(Records excerpted from a collection)
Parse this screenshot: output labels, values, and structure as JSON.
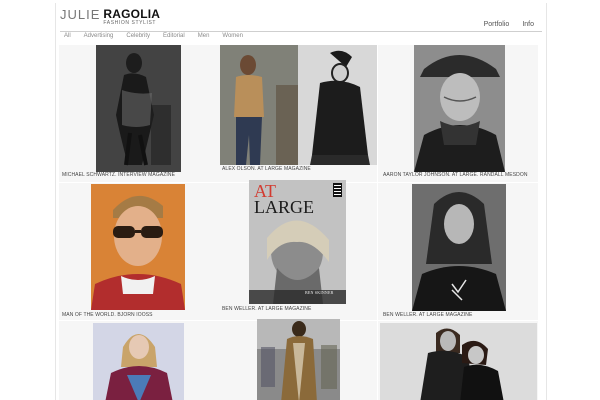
{
  "logo": {
    "first": "JULIE",
    "last": "RAGOLIA",
    "sub": "FASHION STYLIST"
  },
  "topnav": [
    "Portfolio",
    "Info"
  ],
  "filters": [
    "All",
    "Advertising",
    "Celebrity",
    "Editorial",
    "Men",
    "Women"
  ],
  "captions": {
    "c1": "MICHAEL SCHWARTZ. INTERVIEW MAGAZINE",
    "c2": "ALEX OLSON. AT LARGE MAGAZINE",
    "c3": "AARON TAYLOR JOHNSON. AT LARGE. RANDALL MESDON",
    "c4": "MAN OF THE WORLD. BJORN IOOSS",
    "c5": "BEN WELLER. AT LARGE MAGAZINE",
    "c6": "BEN WELLER. AT LARGE MAGAZINE"
  },
  "magazine": {
    "title_top": "AT",
    "title_bottom": "LARGE",
    "name": "BEN SKINNER"
  },
  "colors": {
    "accent_orange": "#d9813a",
    "rule": "#cfcfcf",
    "text": "#222222"
  }
}
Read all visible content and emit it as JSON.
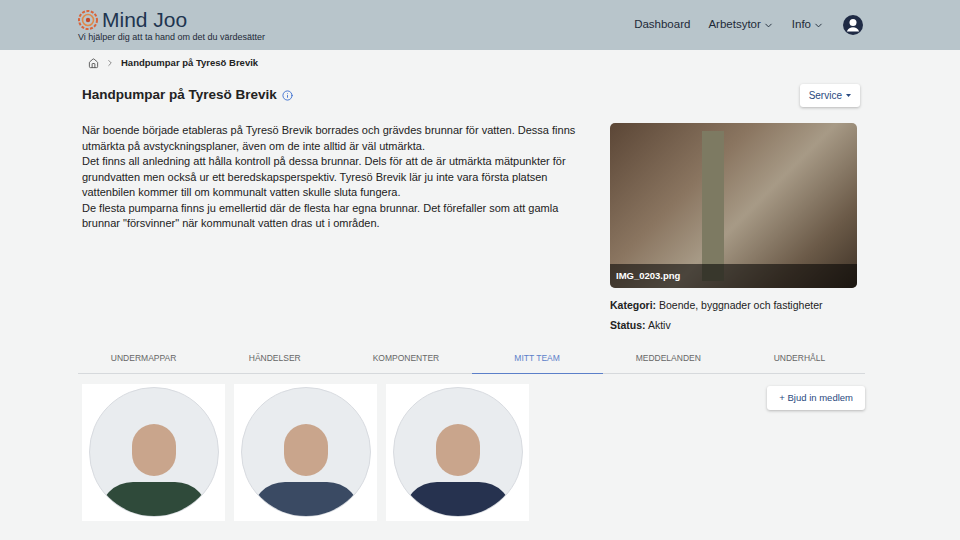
{
  "header": {
    "logo": "Mind Joo",
    "tagline": "Vi hjälper dig att ta hand om det du värdesätter",
    "nav": [
      {
        "label": "Dashboard",
        "dropdown": false
      },
      {
        "label": "Arbetsytor",
        "dropdown": true
      },
      {
        "label": "Info",
        "dropdown": true
      }
    ]
  },
  "breadcrumb": {
    "current": "Handpumpar på Tyresö Brevik"
  },
  "page": {
    "title": "Handpumpar på Tyresö Brevik",
    "service_button": "Service",
    "description": [
      "När boende började etableras på Tyresö Brevik borrades och grävdes brunnar för vatten. Dessa finns utmärkta på avstyckningsplaner, även om de inte alltid är väl utmärkta.",
      "Det finns all anledning att hålla kontroll på dessa brunnar. Dels för att de är utmärkta mätpunkter för grundvatten men också ur ett beredskapsperspektiv. Tyresö Brevik lär ju inte vara första platsen vattenbilen kommer till om kommunalt vatten skulle sluta fungera.",
      "De flesta pumparna finns ju emellertid där de flesta har egna brunnar. Det förefaller som att gamla brunnar \"försvinner\" när kommunalt vatten dras ut i områden."
    ],
    "image": {
      "caption": "IMG_0203.png"
    },
    "meta": [
      {
        "label": "Kategori:",
        "value": "Boende, byggnader och fastigheter"
      },
      {
        "label": "Status:",
        "value": "Aktiv"
      }
    ]
  },
  "tabs": [
    {
      "label": "UNDERMAPPAR",
      "selected": false
    },
    {
      "label": "HÄNDELSER",
      "selected": false
    },
    {
      "label": "KOMPONENTER",
      "selected": false
    },
    {
      "label": "MITT TEAM",
      "selected": true
    },
    {
      "label": "MEDDELANDEN",
      "selected": false
    },
    {
      "label": "UNDERHÅLL",
      "selected": false
    }
  ],
  "team": {
    "invite_button": "+ Bjud in medlem",
    "members": [
      {
        "color": "#2f4a3a"
      },
      {
        "color": "#3a4a63"
      },
      {
        "color": "#26324f"
      }
    ]
  }
}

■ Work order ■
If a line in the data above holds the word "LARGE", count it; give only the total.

■ Answer box ■
5